This week on Perpetual Chess, we look at chess study from a different angle- what does the science of learning teach us about how best to study chess? Joining us to discuss it is an expert in the field, Dr. Anique de Bruin of Maastricht University in the Netherlands. Dr. de Bruin researches the topics of deliberate practice and desirable difficulty and researched and wrote about chess skill acquisition, both in her dissertation and in an essay she wrote called “Helping Chess Players Improve” for the book The Chess Instructor 2009. In our conversation, Anique highlights noteworthy research around chess and deliberate practice, shares advice for chess instructors and self-motivated students, and discusses what her research revealed about gender and chess. This was a fascinating conversation that helped me refine my thinking about how to best teach and study chess independently. Timestamps of the topics discussed are below. Time-tested thrills: experience the best emulater online games selection right now.
Thanks to our presenting chess education sponsor, Chessable.com. You can check our their new courses here:
And some of my favorites here:
0:00- As a researcher without a chess background, what initially got Anique interested in researching chess?
Mentioned: KPrime Podcast Episode 3 with Anique de Bruin
16:00- Is it necessary for deliberate practice to be “unenjoyable?”
18:00- Did the publication of Outliers by Malcolm Gladwell alter the nature of Anique’s research?
20:00- What did Anique’s research and gender reveal about gender and chess?
26:30- Patreon mailbag question: “What books does Anique recommend for finding out more about the science of learning?”
Mentioned: In Their Own Words: What Scholars and Teachers Want You To Know about How to Apply the Science of Learning in an Academic Setting (free download)
Why Don’t Students Like School
Make it Stick: The Science of Learning
28:00- Patreon mailbag question: “What is the biggest thing that chess coaches get wrong?”
32:30- Patreon mailbag question: “Is there evidence to support the contention that chess players do better academically?”
35:00- Anique discusses her recent research relating to self-regulated study, “desirable difficulties.”
43:00- If Anique could do a research study about any chess topic, what would it be?

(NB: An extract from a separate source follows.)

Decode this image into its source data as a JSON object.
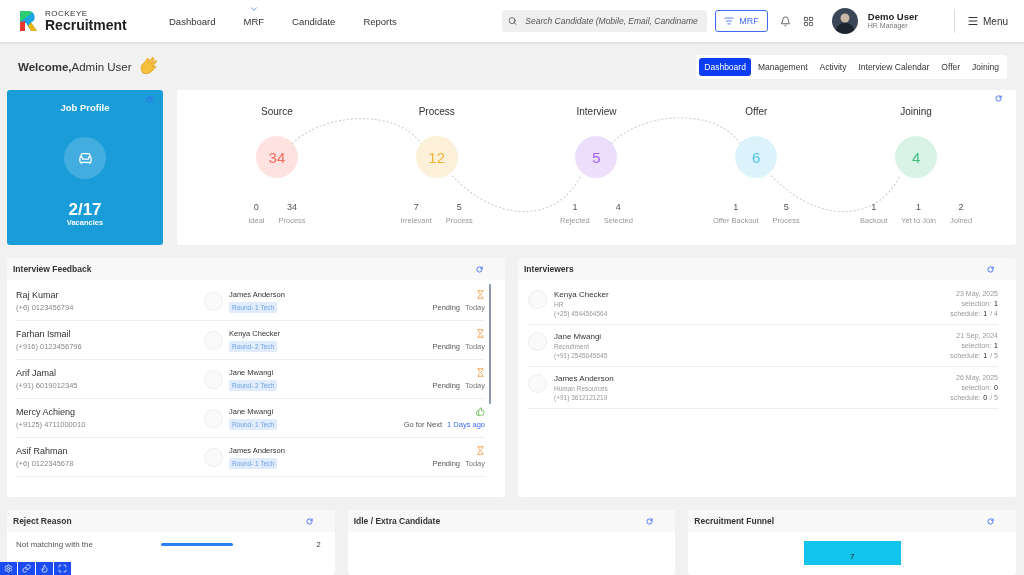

45:30- Anique gives her parting advice for self-directed adult chess students.
Thanks to Dr. de Bruin for a fascinating interview! Her contact info is on her bio page with the University of Maastricht: